AIM OF THE EXERCISE:
Count the lines in the records that hold the string "Lying". Only the number should be given.

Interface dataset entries
------------------------

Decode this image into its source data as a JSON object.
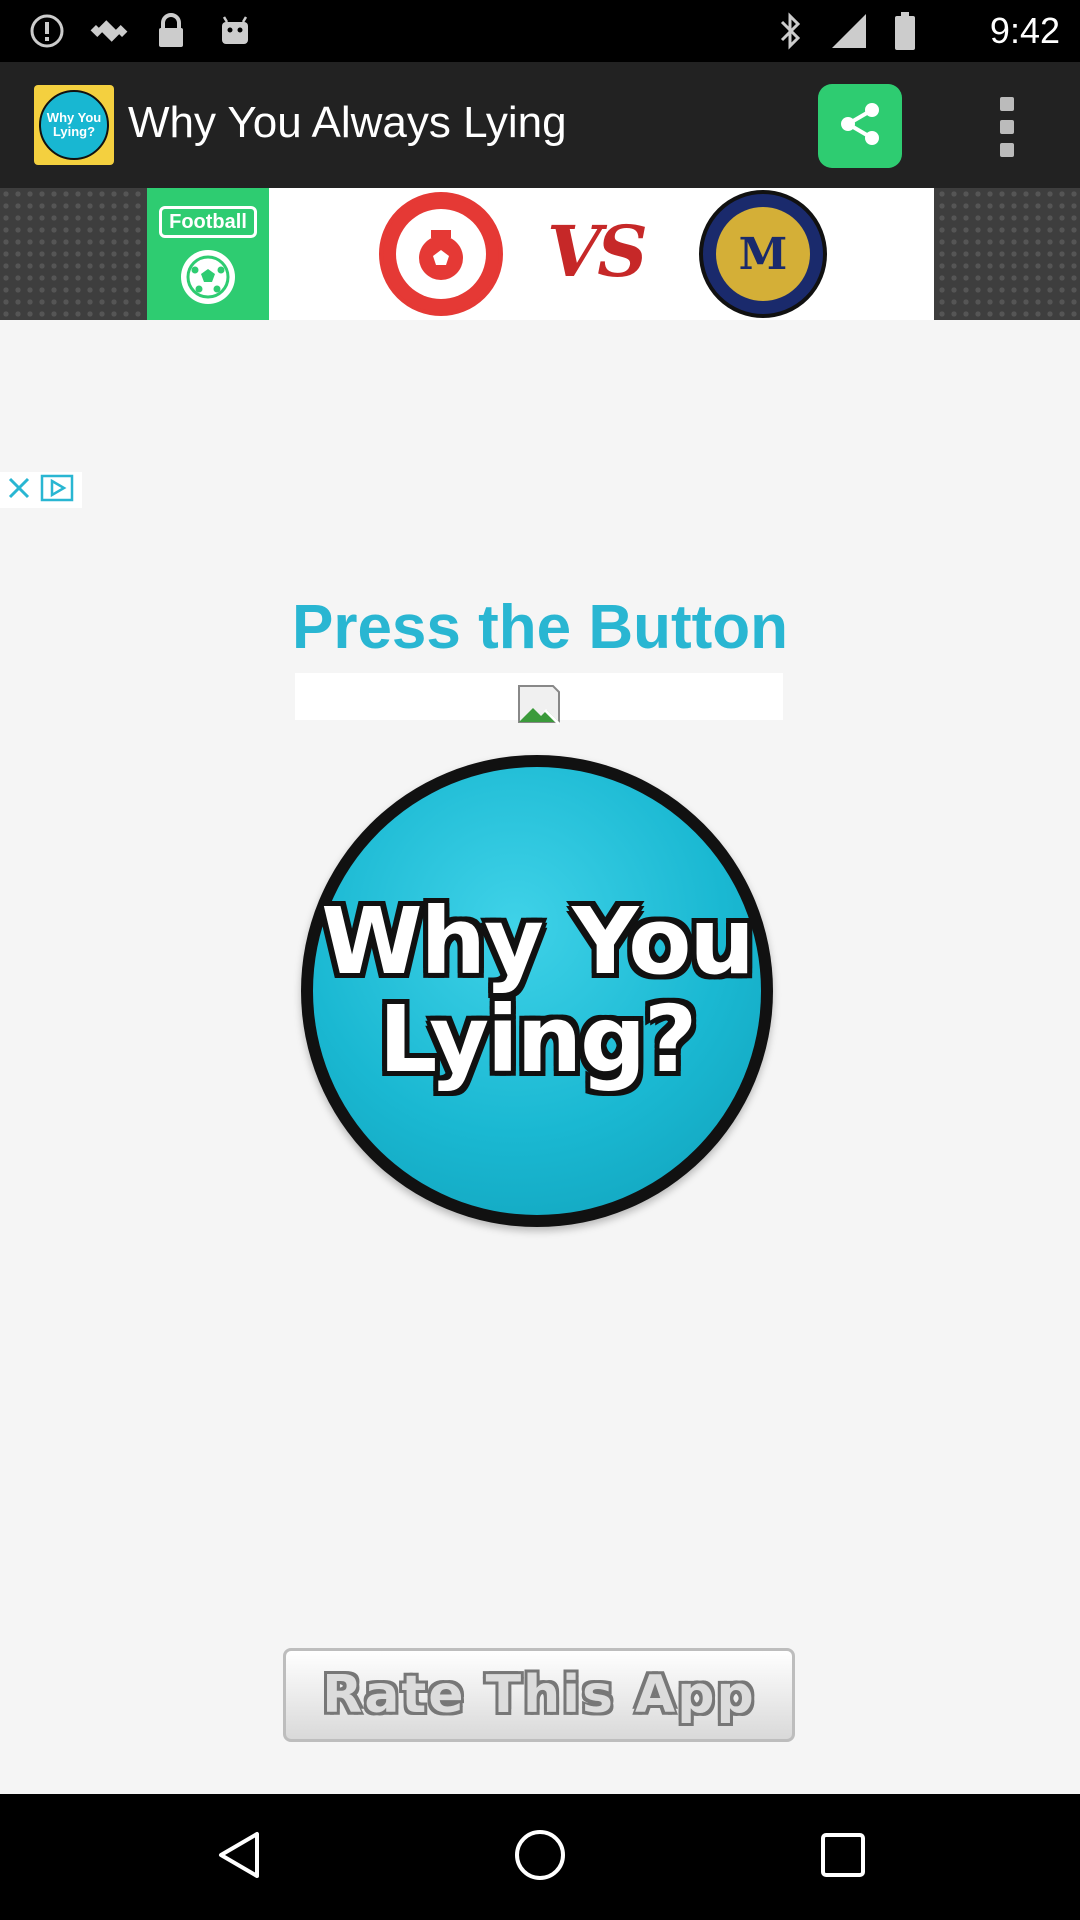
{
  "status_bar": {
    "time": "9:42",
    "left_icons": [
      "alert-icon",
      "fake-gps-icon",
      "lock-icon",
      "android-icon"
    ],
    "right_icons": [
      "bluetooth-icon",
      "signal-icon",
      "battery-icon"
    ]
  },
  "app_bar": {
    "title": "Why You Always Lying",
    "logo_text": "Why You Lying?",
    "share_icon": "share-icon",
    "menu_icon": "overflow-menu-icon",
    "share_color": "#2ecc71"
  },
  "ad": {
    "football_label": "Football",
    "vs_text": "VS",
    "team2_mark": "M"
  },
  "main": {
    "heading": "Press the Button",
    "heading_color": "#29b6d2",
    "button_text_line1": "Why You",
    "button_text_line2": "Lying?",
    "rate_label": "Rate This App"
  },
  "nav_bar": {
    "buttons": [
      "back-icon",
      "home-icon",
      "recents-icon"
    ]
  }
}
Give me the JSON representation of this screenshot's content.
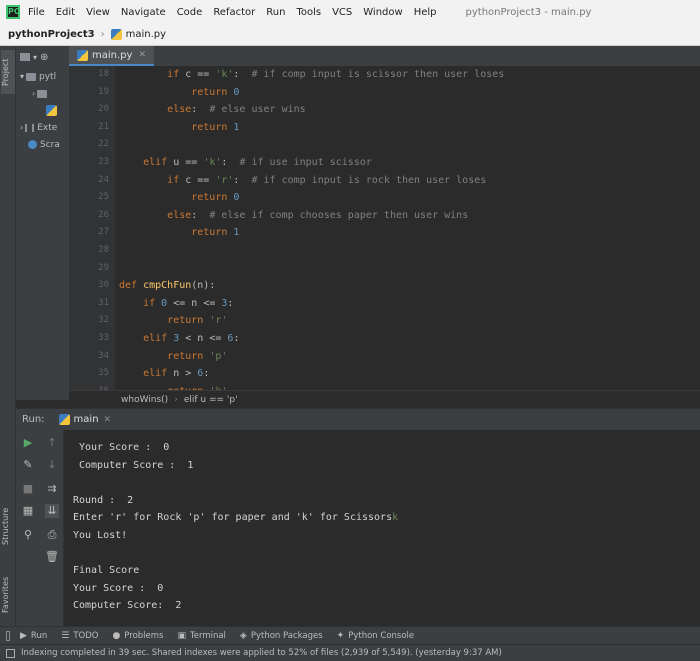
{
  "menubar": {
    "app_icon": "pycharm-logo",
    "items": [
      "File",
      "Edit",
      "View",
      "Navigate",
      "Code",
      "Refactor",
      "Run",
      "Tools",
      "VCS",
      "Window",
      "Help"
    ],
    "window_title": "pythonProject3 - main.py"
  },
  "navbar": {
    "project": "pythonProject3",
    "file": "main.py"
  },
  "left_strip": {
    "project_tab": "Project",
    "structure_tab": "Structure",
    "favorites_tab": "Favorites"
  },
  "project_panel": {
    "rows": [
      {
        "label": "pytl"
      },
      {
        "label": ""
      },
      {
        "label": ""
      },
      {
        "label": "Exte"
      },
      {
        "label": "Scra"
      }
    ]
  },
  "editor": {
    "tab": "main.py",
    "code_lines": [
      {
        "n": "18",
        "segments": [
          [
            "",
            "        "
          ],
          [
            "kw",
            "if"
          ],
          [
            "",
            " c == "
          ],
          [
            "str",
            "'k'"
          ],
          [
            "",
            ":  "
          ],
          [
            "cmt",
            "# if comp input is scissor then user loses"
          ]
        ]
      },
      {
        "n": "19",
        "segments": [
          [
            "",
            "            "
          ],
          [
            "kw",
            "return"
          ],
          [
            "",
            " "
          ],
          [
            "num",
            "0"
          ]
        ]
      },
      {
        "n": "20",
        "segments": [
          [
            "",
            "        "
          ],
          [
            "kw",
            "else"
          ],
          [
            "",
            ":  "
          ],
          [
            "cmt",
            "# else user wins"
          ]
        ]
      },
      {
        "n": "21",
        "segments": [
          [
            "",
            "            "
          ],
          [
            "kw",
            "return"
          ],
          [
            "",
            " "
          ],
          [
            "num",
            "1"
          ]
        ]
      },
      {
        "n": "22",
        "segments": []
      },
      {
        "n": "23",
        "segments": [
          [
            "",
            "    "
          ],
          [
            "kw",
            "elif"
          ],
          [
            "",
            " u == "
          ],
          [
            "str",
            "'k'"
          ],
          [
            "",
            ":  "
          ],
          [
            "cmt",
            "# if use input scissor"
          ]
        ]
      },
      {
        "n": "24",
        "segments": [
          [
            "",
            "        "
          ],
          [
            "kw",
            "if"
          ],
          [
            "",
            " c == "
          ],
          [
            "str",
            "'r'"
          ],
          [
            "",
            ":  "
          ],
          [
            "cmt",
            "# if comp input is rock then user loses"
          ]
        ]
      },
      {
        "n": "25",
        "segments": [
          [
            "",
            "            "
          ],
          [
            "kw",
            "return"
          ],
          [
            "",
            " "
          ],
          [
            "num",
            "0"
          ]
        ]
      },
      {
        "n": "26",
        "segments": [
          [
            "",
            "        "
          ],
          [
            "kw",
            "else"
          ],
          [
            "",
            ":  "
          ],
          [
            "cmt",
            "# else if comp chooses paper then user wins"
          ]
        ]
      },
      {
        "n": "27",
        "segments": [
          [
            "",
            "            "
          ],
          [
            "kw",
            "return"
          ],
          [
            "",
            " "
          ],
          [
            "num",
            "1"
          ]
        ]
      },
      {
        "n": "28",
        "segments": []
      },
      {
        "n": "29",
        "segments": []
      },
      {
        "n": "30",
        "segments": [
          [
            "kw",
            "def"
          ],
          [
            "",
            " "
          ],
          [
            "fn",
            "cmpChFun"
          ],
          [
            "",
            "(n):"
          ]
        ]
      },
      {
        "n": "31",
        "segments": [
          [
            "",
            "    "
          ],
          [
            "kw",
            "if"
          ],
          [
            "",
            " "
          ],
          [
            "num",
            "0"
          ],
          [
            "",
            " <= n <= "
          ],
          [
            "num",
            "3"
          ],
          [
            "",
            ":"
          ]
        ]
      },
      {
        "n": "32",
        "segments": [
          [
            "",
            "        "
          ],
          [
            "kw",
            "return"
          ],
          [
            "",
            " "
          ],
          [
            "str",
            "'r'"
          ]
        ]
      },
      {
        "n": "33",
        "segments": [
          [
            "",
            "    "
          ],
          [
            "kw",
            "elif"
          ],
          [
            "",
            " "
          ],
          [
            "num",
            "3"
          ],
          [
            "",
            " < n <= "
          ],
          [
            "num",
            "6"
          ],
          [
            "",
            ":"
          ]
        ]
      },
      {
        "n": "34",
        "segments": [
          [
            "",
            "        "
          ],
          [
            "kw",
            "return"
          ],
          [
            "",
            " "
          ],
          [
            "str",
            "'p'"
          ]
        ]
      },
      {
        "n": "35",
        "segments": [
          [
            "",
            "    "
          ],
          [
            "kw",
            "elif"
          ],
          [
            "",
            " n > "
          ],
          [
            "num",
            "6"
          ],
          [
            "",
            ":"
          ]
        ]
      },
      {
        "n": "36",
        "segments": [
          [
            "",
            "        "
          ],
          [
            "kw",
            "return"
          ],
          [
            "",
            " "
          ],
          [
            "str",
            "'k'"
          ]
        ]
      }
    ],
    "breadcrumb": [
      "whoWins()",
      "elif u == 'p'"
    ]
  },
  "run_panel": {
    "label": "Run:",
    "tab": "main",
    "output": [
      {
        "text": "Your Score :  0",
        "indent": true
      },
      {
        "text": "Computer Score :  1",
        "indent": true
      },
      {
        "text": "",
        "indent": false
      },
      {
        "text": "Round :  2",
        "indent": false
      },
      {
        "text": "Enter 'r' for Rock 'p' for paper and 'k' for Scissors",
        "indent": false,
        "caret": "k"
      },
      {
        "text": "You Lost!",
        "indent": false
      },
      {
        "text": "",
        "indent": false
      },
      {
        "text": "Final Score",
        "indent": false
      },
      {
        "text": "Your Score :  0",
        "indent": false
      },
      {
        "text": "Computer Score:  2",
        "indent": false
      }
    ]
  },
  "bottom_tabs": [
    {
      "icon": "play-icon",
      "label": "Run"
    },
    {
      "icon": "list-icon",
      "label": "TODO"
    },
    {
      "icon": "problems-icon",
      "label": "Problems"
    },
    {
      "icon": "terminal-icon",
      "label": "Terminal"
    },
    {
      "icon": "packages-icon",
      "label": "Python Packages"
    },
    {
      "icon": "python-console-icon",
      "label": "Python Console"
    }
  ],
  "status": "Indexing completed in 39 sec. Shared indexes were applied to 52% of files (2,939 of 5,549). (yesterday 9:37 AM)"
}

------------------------

TASK RESULT:
3